Let’s first settle on what Happy is. Happy means your customers feel a sense of belonging with you. You are a part of their lives, and your customers don’t just buy from you, they buy into you. Your customers like why and how you work, and you add value to them that transcends business. They are in loyalty with you, as Tom says.
Happy customers refer new business and are so delighted by you that they feel compelled to endorse you when the opportunity arises.
I’m not referring to satisfied.
Most of the advisors who I talk to and who want to achieve a serious shift for the better in their practice (they want to have more meaningful relationships with few clients, bring a little more structure to their business, and carve out more time to pursue their passions) tell me that they have “really happy clients.”
Customer satisfaction is defined as “…the number of customers, percentage of total customers, whose reported experience with a firm, its products, or its services (ratings) exceeds specified satisfaction goals.”
Client satisfaction is a measure of how products and services supplied by a company meet or surpass customer expectation. So, what we think we are going to get minus what we perceive we got.
Meaning, in short, that if our experience meets or exceeds what we expect, we will say we are satisfied.
But does this mean our customers really got what they wanted? Not a chance. So are they satisfied? Or are they happy? There is a big difference.
Picture yourself sitting on an airplane. The drink cart arrives and you ask for a Diet Pepsi, and they ask you if Diet Coke is okay. Diet Coke is never okay, but you answer, “Sure, thanks.” Yes you got a drink, yes they had cola, yes it was diet but no, it wasn’t exactly what you wanted. Nevertheless, you would most likely say you were satisfied because what you perceive you got met or exceeded your expectations.
So let’s stuff customer satisfaction into a box and ignore it forever. It’s not what we are looking for. It’s too general and not precise enough.
Per Joe Pine and Jim Gilmore, co-authors of The Experience Economy – mentors, influencers and all around decent guys – we have to shift our focus from understanding satisfaction to understanding customer sacrifice, which is much more important.
Customer sacrifice is a measure of the gap between exactly what a customer wants, and what they ultimately settle for.
So you can feel satisfied with what you get from a business as a customer, but only with regard to how it aligns with what you expected to get. So this sense of satisfaction could still be accompanied by a deep sense that you didn’t really get exactly what you wanted, and if someone else could …
So that customer satisfaction survey that is cited at the big kick-off meeting will never reveal, really, the level of sacrifice individual customers may be experiencing.

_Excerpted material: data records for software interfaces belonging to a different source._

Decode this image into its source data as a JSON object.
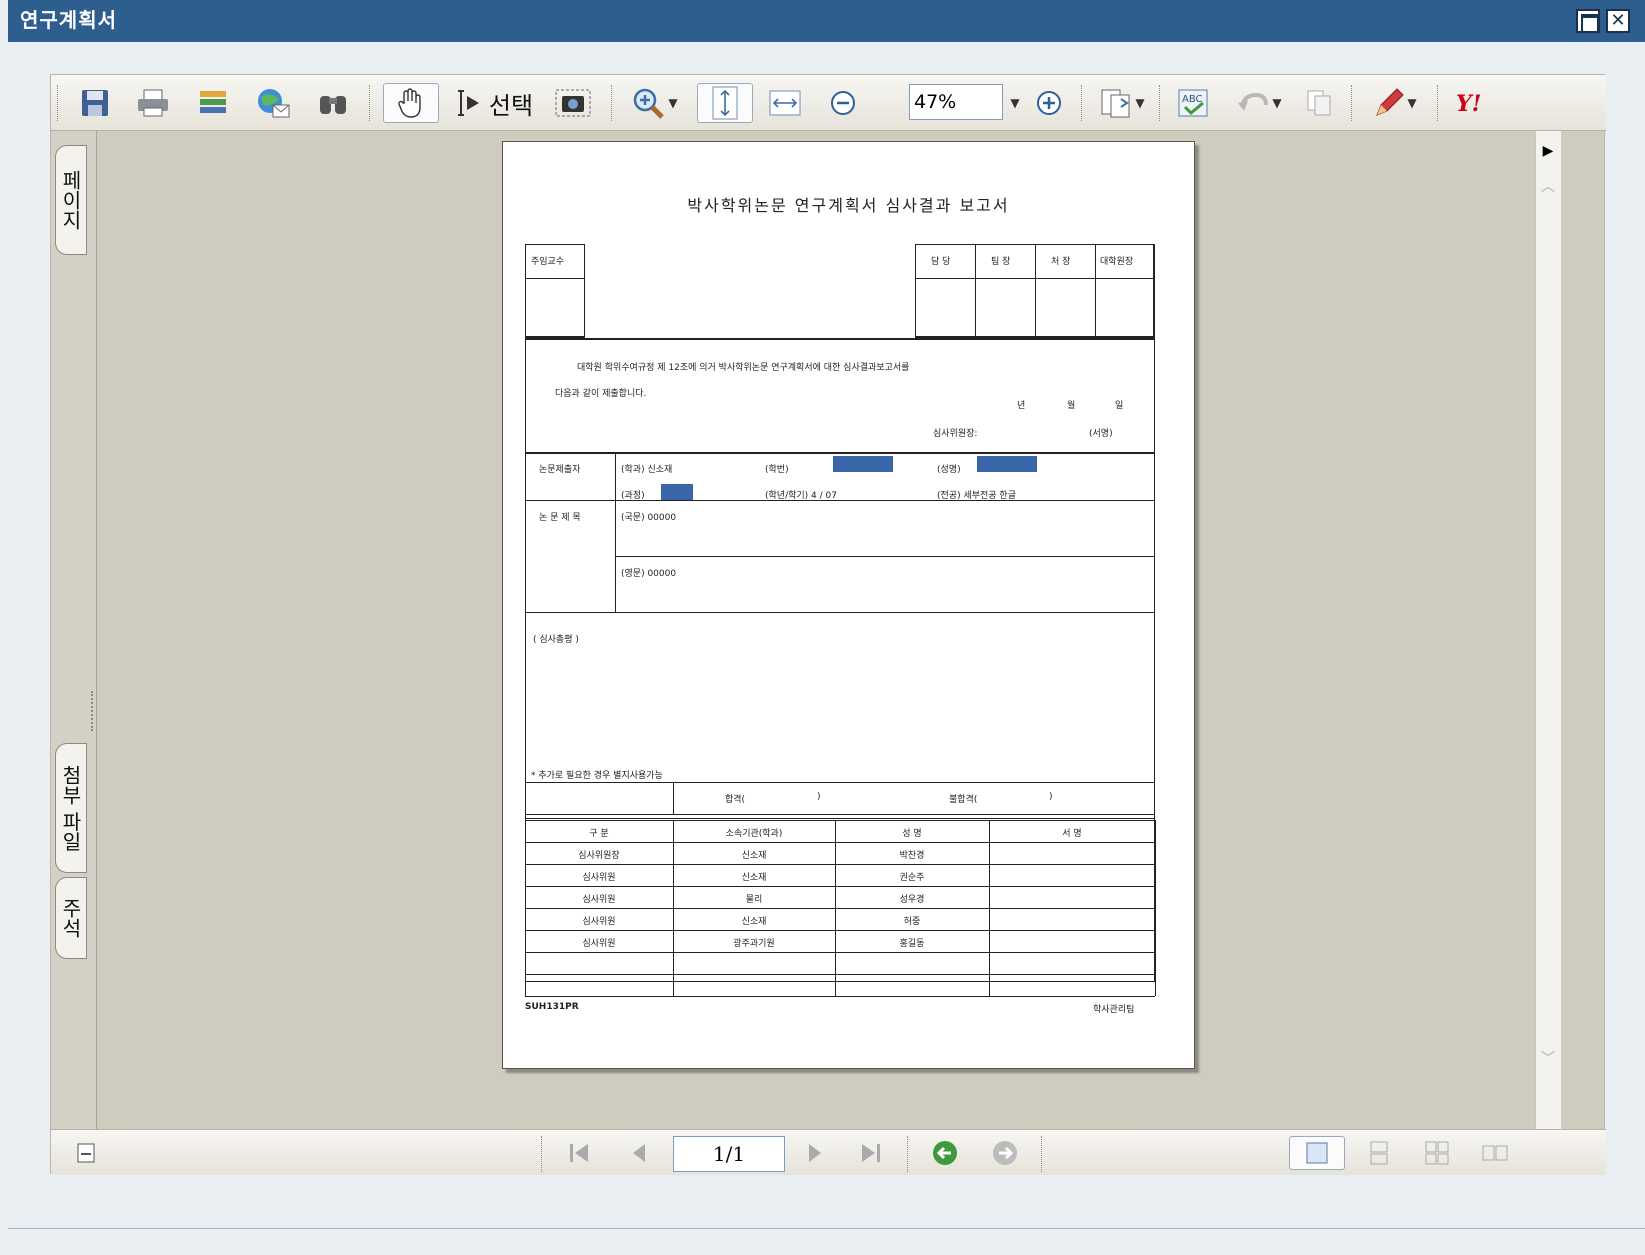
{
  "window": {
    "title": "연구계획서"
  },
  "toolbar": {
    "select_label": "선택",
    "zoom_value": "47%"
  },
  "sidebar": {
    "tab_pages": "페이지",
    "tab_attachments": "첨부 파일",
    "tab_comments": "주석"
  },
  "document": {
    "title": "박사학위논문 연구계획서 심사결과 보고서",
    "approvals": {
      "advisor": "주임교수",
      "staff": "담 당",
      "team_lead": "팀 장",
      "director": "처 장",
      "dean": "대학원장"
    },
    "intro_line1": "대학원 학위수여규정 제 12조에 의거 박사학위논문 연구계획서에 대한 심사결과보고서를",
    "intro_line2": "다음과 같이 제출합니다.",
    "date_labels": {
      "year": "년",
      "month": "월",
      "day": "일"
    },
    "chair_label": "심사위원장:",
    "sign_label": "(서명)",
    "submitter_label": "논문제출자",
    "dept_label": "(학과) 신소재",
    "student_no_label": "(학번)",
    "name_label": "(성명)",
    "course_label": "(과정)",
    "year_semester": "(학년/학기)  4 / 07",
    "major": "(전공) 세부전공 한글",
    "thesis_title_label": "논 문 제 목",
    "korean_title": "(국문)  00000",
    "english_title": "(영문)  00000",
    "review_opinion_label": "( 심사총평 )",
    "note": "* 추가로 필요한 경우 별지사용가능",
    "pass_label": "합격(",
    "pass_close": ")",
    "fail_label": "불합격(",
    "fail_close": ")",
    "committee_headers": [
      "구 분",
      "소속기관(학과)",
      "성 명",
      "서 명"
    ],
    "committee_rows": [
      [
        "심사위원장",
        "신소재",
        "박찬경",
        ""
      ],
      [
        "심사위원",
        "신소재",
        "권순주",
        ""
      ],
      [
        "심사위원",
        "물리",
        "성우경",
        ""
      ],
      [
        "심사위원",
        "신소재",
        "허중",
        ""
      ],
      [
        "심사위원",
        "광주과기원",
        "홍길동",
        ""
      ],
      [
        "",
        "",
        "",
        ""
      ],
      [
        "",
        "",
        "",
        ""
      ]
    ],
    "footer_code": "SUH131PR",
    "footer_office": "학사관리팀"
  },
  "navigation": {
    "page_indicator": "1/1"
  },
  "icons": {
    "save": "save-icon",
    "print": "print-icon",
    "export": "export-icon",
    "email": "email-icon",
    "find": "binoculars-icon",
    "hand": "hand-tool-icon",
    "select": "text-select-icon",
    "snapshot": "camera-icon"
  }
}
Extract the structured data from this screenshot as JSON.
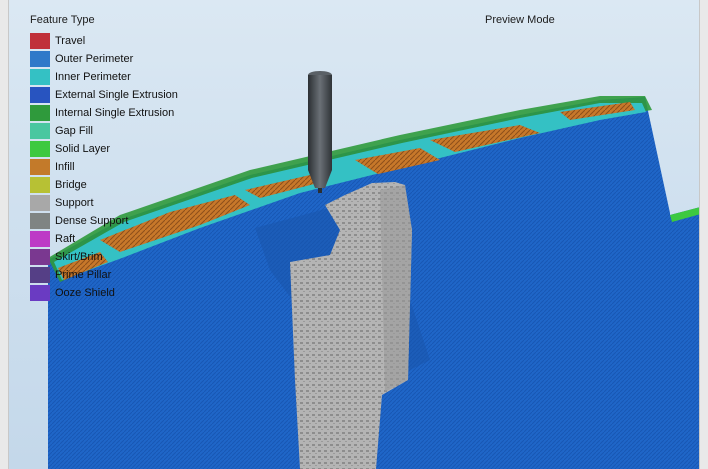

Is your lack of referrals from your satisfied clients starting to make sense to you now?
So how do you reduce the level of customer sacrifice and give customers exactly what they want? How about more choices?
People don’t want choices, they want what they want. I want Diet Pepsi, period. I don’t care if you have a dozen diet soda options; choice is meaningless and often frustrating for the client, and often adds unnecessary complexity to business operations.
So if more choices aren’t the answer, what is?
Customization. By customizing not only the product but also the services, you shift from selling goods and services through a satisfaction focus (lots of choices but not precisely what you want) to staging experiences that have a decreasing sacrifice focus (exactly what you want and nothing else).
So here is what you need to do to make your clients really happy, happy enough to willingly if not enthusiastically endorse your professional services and the merits of a relationship with you:
- Quit being a generalist. Stop hiding behind ‘satisfied’ and start looking at how much sacrifice each customer is making. Each client is an individual; it’s time to move beyond segmenting your clients on too-simple critieria such as assets or revenue.
- Consider the last time you were a customer and you were so happy you didn’t want the experience to end. Don’t think about a time you were satisfied; that was this morning when you stopped for coffee. I want you instead to think about a time you were so happy you would have paid to stay longer, even if just to linger. What was it, specifically, that you so appreciated? How can you extract, if not the specific action, then the principle from your interaction and apply it to what you do? What does it say about customer satisfaction/sacrifice when coming up with an example is as difficult as it is?
- Identify four (4) places within your customer experience that would allow for improved customization. What can you do, easily and effectively, to ensure your guests are receiving exactly what they want and nothing that they don’t? Don’t think about making it easier; think about making it more customized and memorable.
- Consider how offering your customers more choices might be complicating the experience and adding costs while still not reducing sacrifice.
Hopefully this is going to help you see that if you pass a survey on customer satisfaction with flying colors, you haven’t really accomplished anything. You are vulnerable to a competitor who can create a buzz by staging an experience that is so perfect, it connects with and delights your clients and wins them over.
People are not looking for average. They are looking for amazing. Amazing is personal and custom fit.